Too many type of Japanese tax

Income tax

When you earn money through employment, tax will be deducted from your pay/salary.

Goods and services tax

When you buy goods (e.g. food) or receive services from a business you will be charged tax included in the price.

Tax for cars

When you buy or own a car, you will be charged tax. In addition, Vehicle Weight Tax will be charged at the time of your regular car inspections.

Tax when owning property

When you buy or own real estate, you will be charged tax.

Public insurance and other fees

On top of paying taxes there are other fees and payments you are expected and required to pay while living in Japan.

Resident vs Non-Resident

Defining a resident and a non-resident for tax purposes

You are a resident when: “There is ‘an address’ in Japan, or that defines the individual’s ‘whereabouts’ as a resident in Japan, continuously for more than one year. When considering the definition of ‘an address,’ this is generally judged on whether the address is ‘the base of your life’. In contrast a ‘place of residence,’ is considered to be “the place that is not your base, but where the person lives in practice”.

You can be considered a resident based on completing a “Resident Registration“.

You can be considered a resident based on the requirements of your job, if you have a contract with an employer to work in Japan for more than one year, it will be assumed that you will also therefore live in Japan for at least a year and so will be considered a resident. If you are employed for a winter period only you are a non-resident. If you have a Working Holiday Visa you are a non-resident.

Japan does not have clear boundaries, and it is very unclear at what point in time a non-resident becomes a resident, for example, when a fixed-term employment of less than a year ends but you continue to work in Japan.

When you are contracted by a company located in your own country to work in Japan, this situation is judged based on it whether taxable activity, such as recieving payment, is completed in Japan.

Tax in Japan

Income tax” for non-residents is 20.42% of income and is deducted from your pay/salary. Income tax for residents is cheaper, the amount of tax varies depending on income and living expenses (food) for your family

If you are non-resident and renting your property, tax is 20.42% of income, and when you sell, tax on the sale of the property is 10.21%.

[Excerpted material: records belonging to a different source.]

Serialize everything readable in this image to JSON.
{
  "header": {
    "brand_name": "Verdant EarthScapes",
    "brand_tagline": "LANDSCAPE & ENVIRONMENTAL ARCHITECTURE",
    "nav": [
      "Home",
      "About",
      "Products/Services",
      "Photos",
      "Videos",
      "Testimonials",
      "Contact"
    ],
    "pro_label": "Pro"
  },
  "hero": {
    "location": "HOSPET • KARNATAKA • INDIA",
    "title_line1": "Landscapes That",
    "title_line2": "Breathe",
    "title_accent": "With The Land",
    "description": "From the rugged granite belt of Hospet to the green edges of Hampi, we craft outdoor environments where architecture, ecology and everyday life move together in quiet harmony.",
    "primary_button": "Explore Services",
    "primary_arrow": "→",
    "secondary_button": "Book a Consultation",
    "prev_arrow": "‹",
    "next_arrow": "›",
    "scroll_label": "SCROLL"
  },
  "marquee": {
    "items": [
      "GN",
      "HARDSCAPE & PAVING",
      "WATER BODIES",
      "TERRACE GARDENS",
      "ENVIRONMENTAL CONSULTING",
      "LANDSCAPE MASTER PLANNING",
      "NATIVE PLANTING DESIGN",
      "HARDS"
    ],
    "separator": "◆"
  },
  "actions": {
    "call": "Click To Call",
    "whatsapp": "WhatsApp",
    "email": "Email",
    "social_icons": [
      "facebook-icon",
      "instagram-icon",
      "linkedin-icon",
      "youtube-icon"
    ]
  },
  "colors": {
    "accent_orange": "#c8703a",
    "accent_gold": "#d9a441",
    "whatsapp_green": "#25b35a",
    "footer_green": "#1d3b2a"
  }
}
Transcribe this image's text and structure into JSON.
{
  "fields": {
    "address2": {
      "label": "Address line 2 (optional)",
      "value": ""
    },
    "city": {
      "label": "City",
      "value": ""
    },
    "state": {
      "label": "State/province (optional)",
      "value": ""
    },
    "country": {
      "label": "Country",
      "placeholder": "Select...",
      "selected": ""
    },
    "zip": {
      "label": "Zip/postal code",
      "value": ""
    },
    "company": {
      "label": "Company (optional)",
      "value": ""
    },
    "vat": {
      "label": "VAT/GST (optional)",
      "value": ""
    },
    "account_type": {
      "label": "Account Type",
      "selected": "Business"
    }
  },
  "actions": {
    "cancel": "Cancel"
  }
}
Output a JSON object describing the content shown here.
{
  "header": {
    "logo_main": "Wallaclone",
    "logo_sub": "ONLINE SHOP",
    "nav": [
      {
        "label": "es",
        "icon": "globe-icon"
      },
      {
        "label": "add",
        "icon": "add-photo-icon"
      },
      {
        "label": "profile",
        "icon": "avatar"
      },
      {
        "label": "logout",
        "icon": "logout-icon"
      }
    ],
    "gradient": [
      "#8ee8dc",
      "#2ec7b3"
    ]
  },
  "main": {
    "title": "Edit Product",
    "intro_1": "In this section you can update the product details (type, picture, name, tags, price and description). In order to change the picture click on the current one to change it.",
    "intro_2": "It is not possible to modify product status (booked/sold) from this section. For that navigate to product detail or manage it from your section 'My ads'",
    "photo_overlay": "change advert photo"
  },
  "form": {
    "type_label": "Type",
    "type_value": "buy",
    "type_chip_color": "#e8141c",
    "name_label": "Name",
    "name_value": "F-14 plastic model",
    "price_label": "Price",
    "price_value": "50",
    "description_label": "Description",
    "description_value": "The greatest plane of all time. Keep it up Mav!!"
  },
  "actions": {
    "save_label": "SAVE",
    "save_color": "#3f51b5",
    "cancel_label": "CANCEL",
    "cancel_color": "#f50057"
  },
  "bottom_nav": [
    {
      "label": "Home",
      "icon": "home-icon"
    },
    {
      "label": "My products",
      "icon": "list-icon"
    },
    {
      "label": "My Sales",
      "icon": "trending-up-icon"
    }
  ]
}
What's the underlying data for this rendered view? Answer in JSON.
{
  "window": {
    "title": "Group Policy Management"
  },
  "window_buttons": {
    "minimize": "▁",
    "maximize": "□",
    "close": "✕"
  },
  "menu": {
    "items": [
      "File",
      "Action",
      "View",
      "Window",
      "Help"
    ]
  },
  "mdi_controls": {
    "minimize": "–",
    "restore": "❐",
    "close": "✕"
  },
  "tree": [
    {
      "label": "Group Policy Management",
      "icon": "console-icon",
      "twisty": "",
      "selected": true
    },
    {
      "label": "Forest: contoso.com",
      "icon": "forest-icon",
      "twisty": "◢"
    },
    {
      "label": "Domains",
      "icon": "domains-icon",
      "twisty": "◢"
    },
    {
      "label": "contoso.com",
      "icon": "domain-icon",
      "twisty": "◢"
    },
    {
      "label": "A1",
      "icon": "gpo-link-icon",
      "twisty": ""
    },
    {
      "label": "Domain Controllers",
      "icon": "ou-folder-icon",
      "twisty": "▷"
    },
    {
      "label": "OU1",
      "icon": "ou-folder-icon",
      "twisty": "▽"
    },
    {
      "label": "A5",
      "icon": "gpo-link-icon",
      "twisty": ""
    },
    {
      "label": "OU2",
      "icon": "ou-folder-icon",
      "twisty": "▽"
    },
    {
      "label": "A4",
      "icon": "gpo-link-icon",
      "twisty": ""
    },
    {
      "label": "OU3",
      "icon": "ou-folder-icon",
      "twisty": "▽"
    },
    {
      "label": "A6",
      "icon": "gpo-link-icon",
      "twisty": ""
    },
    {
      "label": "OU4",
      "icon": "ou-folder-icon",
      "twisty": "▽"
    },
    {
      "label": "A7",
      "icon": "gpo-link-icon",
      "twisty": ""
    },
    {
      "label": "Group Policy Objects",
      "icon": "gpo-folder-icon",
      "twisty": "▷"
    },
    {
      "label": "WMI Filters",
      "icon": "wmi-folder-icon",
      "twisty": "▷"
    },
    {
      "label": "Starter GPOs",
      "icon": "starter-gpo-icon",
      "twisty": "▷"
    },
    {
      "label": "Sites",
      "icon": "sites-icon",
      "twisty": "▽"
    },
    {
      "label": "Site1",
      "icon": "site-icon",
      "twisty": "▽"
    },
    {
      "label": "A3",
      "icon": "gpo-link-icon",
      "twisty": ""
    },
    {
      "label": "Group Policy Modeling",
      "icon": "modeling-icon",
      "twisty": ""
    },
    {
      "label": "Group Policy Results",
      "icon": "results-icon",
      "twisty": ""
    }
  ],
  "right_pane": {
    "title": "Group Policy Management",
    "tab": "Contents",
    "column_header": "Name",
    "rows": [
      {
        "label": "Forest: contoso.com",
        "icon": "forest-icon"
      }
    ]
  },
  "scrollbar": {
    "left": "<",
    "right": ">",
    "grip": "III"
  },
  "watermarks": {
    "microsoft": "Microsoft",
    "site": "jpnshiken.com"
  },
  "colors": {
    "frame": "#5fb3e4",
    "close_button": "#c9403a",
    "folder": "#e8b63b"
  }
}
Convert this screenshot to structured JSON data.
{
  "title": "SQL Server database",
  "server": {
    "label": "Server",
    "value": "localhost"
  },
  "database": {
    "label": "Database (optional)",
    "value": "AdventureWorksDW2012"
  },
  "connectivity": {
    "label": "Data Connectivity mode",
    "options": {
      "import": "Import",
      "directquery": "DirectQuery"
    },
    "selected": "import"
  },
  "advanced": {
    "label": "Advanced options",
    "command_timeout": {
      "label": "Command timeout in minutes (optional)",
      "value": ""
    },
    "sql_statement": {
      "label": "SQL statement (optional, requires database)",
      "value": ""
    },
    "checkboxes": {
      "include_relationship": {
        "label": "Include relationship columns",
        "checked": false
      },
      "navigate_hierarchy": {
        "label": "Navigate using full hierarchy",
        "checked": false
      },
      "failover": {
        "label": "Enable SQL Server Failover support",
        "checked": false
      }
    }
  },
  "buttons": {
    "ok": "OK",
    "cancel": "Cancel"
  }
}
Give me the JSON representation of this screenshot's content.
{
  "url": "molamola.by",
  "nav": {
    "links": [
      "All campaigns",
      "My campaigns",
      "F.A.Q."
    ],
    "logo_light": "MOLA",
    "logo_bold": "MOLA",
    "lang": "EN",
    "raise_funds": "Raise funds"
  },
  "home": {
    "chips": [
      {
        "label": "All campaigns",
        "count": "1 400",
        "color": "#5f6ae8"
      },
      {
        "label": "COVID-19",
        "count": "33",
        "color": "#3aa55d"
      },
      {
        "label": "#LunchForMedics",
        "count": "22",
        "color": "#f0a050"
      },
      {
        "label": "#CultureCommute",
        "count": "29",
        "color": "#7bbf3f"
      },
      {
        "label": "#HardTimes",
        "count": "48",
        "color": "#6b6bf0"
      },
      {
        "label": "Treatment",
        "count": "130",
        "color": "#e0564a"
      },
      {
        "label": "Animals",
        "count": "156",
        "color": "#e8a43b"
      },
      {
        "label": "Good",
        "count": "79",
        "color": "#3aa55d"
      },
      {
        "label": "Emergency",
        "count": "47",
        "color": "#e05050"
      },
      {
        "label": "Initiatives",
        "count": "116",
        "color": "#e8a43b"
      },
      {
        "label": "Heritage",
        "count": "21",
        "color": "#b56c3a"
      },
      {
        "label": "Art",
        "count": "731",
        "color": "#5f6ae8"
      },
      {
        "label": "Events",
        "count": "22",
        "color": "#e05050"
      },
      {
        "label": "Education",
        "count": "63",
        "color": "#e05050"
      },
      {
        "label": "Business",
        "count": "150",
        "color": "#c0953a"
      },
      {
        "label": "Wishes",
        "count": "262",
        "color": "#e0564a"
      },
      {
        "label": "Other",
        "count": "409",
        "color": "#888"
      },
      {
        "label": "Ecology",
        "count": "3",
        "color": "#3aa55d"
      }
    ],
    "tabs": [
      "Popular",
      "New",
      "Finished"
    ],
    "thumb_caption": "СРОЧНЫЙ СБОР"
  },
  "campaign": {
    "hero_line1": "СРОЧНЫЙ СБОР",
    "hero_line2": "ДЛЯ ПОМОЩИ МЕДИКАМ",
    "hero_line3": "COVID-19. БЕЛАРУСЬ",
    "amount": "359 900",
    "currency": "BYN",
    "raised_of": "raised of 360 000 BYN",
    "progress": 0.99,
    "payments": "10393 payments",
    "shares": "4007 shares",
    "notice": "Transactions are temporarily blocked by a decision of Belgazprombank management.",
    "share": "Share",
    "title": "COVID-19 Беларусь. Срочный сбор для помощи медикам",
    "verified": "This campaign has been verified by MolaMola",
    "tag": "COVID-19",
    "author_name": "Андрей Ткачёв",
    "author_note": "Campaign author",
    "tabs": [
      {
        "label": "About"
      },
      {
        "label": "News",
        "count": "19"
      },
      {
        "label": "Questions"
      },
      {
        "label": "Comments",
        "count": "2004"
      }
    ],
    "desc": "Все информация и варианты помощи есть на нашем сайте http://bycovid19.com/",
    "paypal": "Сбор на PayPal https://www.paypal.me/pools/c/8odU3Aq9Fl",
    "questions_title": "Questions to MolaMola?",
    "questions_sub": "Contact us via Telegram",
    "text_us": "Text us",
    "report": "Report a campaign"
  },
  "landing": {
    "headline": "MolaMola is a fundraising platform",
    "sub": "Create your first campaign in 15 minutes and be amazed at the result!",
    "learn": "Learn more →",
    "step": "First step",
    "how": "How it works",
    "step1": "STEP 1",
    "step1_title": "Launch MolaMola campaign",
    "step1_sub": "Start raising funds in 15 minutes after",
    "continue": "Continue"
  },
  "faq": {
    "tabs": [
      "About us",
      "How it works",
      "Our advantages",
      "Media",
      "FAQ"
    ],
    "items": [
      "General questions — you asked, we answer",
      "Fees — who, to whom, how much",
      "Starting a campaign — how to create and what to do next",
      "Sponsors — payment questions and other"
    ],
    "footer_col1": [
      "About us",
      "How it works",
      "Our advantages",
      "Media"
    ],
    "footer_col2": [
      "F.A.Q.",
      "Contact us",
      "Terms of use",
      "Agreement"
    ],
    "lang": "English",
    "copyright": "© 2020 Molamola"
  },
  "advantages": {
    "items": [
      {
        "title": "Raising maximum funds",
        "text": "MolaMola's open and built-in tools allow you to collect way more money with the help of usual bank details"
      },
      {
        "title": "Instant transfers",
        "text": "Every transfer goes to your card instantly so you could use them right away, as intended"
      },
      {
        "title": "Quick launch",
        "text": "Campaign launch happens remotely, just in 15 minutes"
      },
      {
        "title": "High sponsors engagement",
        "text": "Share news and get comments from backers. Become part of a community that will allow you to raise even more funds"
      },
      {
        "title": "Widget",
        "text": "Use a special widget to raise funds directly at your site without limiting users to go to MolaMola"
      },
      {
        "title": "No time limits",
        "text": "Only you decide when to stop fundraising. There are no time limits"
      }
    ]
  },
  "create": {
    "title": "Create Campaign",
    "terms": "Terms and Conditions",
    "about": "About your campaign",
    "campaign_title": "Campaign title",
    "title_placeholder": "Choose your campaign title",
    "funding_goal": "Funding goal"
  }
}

Notes on tax

Even non-residents must take out “social insurance” if they meet the requirements.

You may mistakenly think you don’t need to pay “Resident Tax” and “Type.1 National Health Insurance“, simply because you left Japan before you recieved a payment statement. It is up to you to comply with all laws and ordinances, your employer may not have enough knowledge to have completed your tax correctly.

Let’s challenge ourselves to lower our taxes.

Filing a tax return

You should file a “Final Tax Return” if you are not satisfied with the “Year-end Tax Adjustment” completed through your workplace.

you should file a tax return if you have income in addition to your pay/salary, or if you have “Income Deduction” that you did not declare in a “Year-end Tax Adjustment“, see “Final Tax Return“.

Many people overlook the subtraction of medical expenses, approved contributions and home loans.

Whether or not you recieve a refund depends on your declarations in a Final Tax Return, but is also affected by any Resident Tax and National Health Insurance Premiums due.

Even if you have to pay extra taxes we still recommend you to file a Final Tax Return ; Japan’s national tax organization is not forgiving.